Ben and I took the necessary photographs then parted. He was headed toward Jasper, Alberta and I toward Golden, British Columbia. Instead of riding back to 1A then climbing Kicking Horse Pass on Trans Canada 1, I took a back road and hoped I would not end up as lunch for a grizzly bear. The road led mostly downhill and I was the only soul on it for miles and miles.

When you ride in this type of country, you must have the necessary tools and supplies to make bike repairs. I even carried an extra tire. Finding a 1 1/4" X 27" tire was probably impossible. I never looked for a bike shop but I suspect Banff may have had one but that was it.

The bike was a Nishike touring bike. I purchase the frame and fork from Bike Nashbar for $175 and using as many components from my existing road bike as possible, I cobbled together a beautiful touring machine. Unfortunately, I crashed the bike in Houston some years later. I would still be riding it today if that were not the case.

You may ask, "How can anyone remember the details of such a trip?" It's impossible to forget such a tour. Today, I would question the sanity of it but you do different things when you are younger. Today, I would ride "a smell the roses" pace and walk a few of the climbs and take more pictures. Back then, the motivation for averaging 68 miles a day was my 2-week vacation limit, my fear of grizzly bears, and the need to get to the camp grounds which were few and far between. The bears didn’t get to me physically but they sure did get to me mentally. Upon checking in at one place, a visitor center employee informed me I was their guest.
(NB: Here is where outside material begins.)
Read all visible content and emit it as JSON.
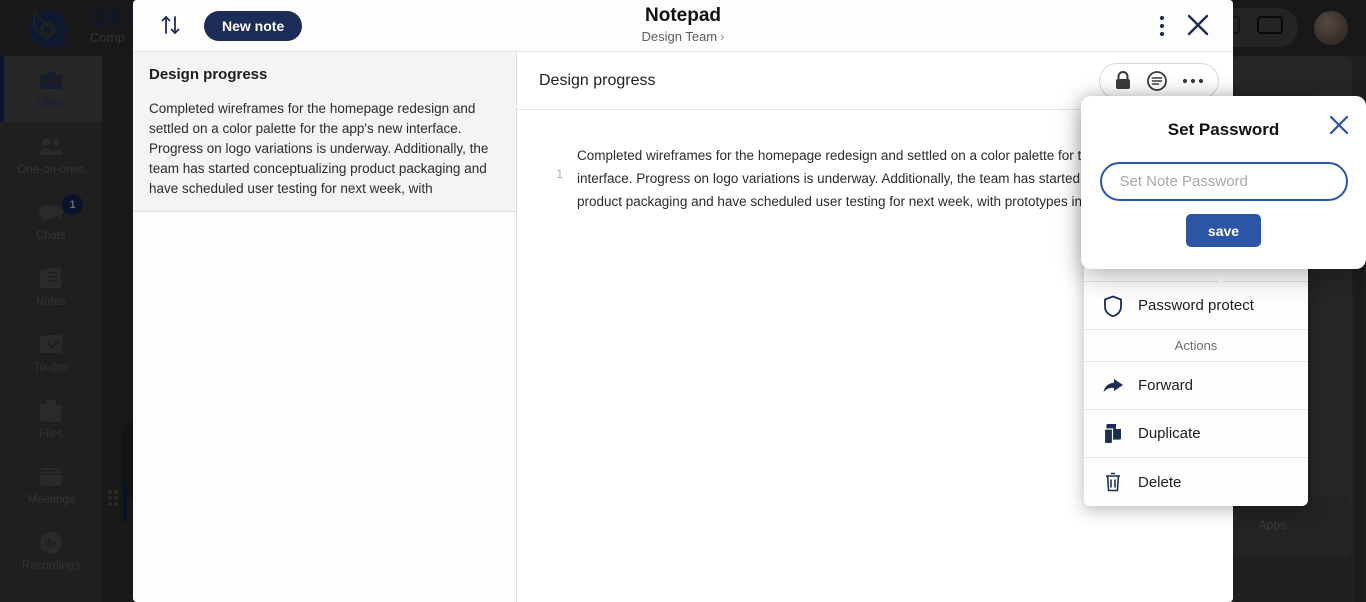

She said, "Guest.” I heard “lunch" and nearly rode away as fast as I could.

That’s the road for you.

Rod Bruckdorfer

3 Responses

Beth Leasure-Hudson
Beth Leasure-Hudson

November 23, 2014

Had the pleasure of meeting Rod at the Grand Fondue – a touring ride in Middletown Valley, Maryland. He makes an impression and dresses the part of bicycle aficionado quite well. It’s inspiring!


November 21, 2014

Loved the story and photos. I Rode Banff to Jasper with a tour group in 1987, it was one of the best weeks of my life. I rode a 1982 Univega “Gran Tourismo”, and I still have it. Family members wanted me to get rid of it. The bicycle, I christened “Excelsior”, after the mighty steed ridden by Don Quixote, is still with me.

Tim Potter
Tim Potter

November 20, 2014

Great story and photos! Really enjoyed it. Thanks for sharing.

Leave a comment

Comments will be approved before showing up.

Do something epic with it

Then share your experience with us

Receive Updates,exclusive deals & news »